Mission Taco Joint | Portobello taco
Between the grilled portobello mushrooms, goat cheese, chipotle aioli and crispy onions, Mission Taco Joint’s premier veggie taco is full of engaging textures and pleasing flavors. Its smashed black beans and arugula take it to a creamy, elemental place that will have you ordering another round each time your server walks by.
El Toluco Taqueria | Vegetarian taco
While most taco spots have some kind of grilled veggie taco, El Toluco goes the extra mile by bringing a couple twists into the game. Theirs comes with sauteed cactus and grilled jalapeno and is topped with avocado and onion, making for an uncommon combo that will fully satisfy your palate and make you sweat a bit, especially if you add a little salsa. “The salsa tastes a little different every day, depending on the spiciness of the jalapenos and serranos,” said co-owner Maggie Pizarro. (And since it’s wrong to go to El Toluco and not get a torta, you need to also get a torta.)
Original J’s Tex-Mex BBQ | Vegan chorizo taco
The vegan chorizo taco at Original J’s is an ongoing project. “For the flour tortillas, we use some of the rendered beef fat from the brisket, but for the vegan tortillas, we’re exploring corn flours from around the country,” Cisneros said; currently he’s working with a blue corn flour that he expects to be around for a while.

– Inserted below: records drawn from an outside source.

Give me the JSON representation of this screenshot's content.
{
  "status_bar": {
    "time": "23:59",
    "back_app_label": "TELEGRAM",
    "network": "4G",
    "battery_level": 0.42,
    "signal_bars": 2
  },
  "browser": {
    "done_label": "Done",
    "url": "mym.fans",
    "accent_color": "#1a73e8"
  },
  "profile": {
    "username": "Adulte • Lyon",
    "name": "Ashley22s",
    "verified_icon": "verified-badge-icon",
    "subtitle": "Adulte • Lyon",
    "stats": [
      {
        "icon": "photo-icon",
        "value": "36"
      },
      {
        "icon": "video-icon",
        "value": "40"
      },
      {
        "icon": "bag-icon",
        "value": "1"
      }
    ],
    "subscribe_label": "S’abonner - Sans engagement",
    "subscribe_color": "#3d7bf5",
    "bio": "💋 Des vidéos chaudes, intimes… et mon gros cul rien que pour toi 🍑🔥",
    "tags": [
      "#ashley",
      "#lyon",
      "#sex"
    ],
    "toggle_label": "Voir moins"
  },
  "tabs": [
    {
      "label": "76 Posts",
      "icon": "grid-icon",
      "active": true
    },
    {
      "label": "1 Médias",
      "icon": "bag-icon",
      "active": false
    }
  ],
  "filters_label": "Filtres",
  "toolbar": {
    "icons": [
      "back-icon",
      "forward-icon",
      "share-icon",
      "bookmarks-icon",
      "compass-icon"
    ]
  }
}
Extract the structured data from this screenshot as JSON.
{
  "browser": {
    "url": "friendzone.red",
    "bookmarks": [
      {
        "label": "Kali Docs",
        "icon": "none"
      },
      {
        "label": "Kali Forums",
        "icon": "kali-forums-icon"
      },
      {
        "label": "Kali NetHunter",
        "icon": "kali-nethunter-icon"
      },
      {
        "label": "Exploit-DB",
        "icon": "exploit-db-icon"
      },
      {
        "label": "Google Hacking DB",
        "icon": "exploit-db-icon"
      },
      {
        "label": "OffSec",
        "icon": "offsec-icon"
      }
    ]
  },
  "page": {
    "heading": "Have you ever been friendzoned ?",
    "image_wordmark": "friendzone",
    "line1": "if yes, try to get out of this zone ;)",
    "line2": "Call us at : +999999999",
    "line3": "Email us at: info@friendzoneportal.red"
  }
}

Atop the tortilla sits chorizo-spiced tofu that’s been ground up with toasted pepitas, laced with J’s “magic rub” and smoked low and slow for a few hours. The result is a hearty vegan bite with a huge punch. “It just became a permanent staple for the menu – it was ordered so often,” Cisneros explained.
pescado tacos at nixta // photo by izaiah johnson
Nixta | Pescado taco
As one might expect, Nixta’s elegant pescado (fish) taco is beautifully plated and composed, but it’s also a robust dish that packs a serious bite. Its two formidable tortillas hold exceptionally crispy fish, a tower of cabbage and a sincerely delicious chipotle mayo, all of which meld for a major wall of flavor.